Molinari says he sees “a lot of reason for optimism” for the region’s meetings and events industry. The transformation of downtown Detroit and Cobo Center has helped ensure the convention center’s calendar is brimming with a diverse mix of citywide shows and conventions. In fact, the fiscal year ending September 2016 may be the center’s best ever, Molinari says.

Molinari joined SMG, the company that manages Cobo Center, after he fell into the industry working part-time in college at a convention center. Since then, he says, he’s been blessed to work for and train under some of the best minds in the industry, including his predecessor, Thom Connors, who was instrumental in Cobo Center’s turnaround and who groomed Molinari to take the reins last March. 

And while he and his team strive for per - fection, Molinari says he believes how you handle failure is what sets you apart. 

“The critical thing is to prevent failures from becoming a catastrophe,” he says. That’s best achieved by having a plan and stepping up to make things right.”

Although he works crazy hours at times, the high-energy Molinari says family comes first. Hockey is not far behind. The Long Island, New York, native played in college and today referees for youth, high school and amateur leagues about twice a week. “On the days I know that I’ll be skating, I have an extra bounce in my step,” he says. 

These interviews are part of a series that highlights new hires within the industry.
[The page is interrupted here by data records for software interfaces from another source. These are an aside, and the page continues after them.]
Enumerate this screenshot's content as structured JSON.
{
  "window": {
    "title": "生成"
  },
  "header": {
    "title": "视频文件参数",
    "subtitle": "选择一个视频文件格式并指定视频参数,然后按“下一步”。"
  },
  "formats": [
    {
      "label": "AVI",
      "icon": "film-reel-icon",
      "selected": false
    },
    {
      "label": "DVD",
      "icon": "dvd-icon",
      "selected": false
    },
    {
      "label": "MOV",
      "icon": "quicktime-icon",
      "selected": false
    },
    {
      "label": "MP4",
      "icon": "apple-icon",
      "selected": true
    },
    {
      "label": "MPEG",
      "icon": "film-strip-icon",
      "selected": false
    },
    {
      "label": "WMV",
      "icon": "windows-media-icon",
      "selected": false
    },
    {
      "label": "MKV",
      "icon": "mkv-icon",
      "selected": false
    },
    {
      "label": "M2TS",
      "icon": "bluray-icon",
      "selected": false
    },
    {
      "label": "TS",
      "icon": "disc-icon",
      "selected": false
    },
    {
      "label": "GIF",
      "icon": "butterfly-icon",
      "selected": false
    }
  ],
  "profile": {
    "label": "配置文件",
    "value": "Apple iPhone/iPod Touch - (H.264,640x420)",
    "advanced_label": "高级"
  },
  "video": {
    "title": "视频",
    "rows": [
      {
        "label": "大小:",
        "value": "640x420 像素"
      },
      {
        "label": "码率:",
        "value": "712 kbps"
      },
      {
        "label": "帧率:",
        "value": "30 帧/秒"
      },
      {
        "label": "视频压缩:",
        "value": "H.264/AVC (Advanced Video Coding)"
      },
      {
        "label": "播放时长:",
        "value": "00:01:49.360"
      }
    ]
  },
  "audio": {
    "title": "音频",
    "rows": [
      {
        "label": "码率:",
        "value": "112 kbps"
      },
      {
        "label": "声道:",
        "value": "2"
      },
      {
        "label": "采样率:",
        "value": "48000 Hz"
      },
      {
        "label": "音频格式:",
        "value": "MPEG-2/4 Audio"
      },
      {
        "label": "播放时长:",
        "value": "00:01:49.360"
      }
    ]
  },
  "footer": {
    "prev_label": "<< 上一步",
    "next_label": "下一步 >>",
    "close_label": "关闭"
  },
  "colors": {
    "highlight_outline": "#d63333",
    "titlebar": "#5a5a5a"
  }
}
Have you recently started a new role or do you know someone who has? Submit your ideas to

Randi Talmage was recently hired as sales manager at JW Marriott Grand Rapids.

1. How did you get into the industry? 


Girlie elegance and sophistication were the theme of a recent bat mitzvah planned by Elm Events. Bat mitzvahs, the coming-of-age celebrations for 13-year-old Jewish girls, walk a tightrope—they must celebrate a teen girl in a way that pleases her friends and adult family alike. Hundreds often attend the parties, which follow a religious ceremony and often raise the bar for personalization and opulence.


Chris Rowley, the Mount Pleasant Area Convention and Visitors Bureau's executive director, recently acquired her certification as a Government Meeting Specialist from the Society of Government Meeting Professionals .

The SGMP certifies employees of government entities through the voluntary GMS program whose  goal is to teach planners and suppliers to plan meetings and events in the most effective way possible for their government employers. The program requires participants to fulfill the ethical, personal and professional requirements that the SGMP specifies.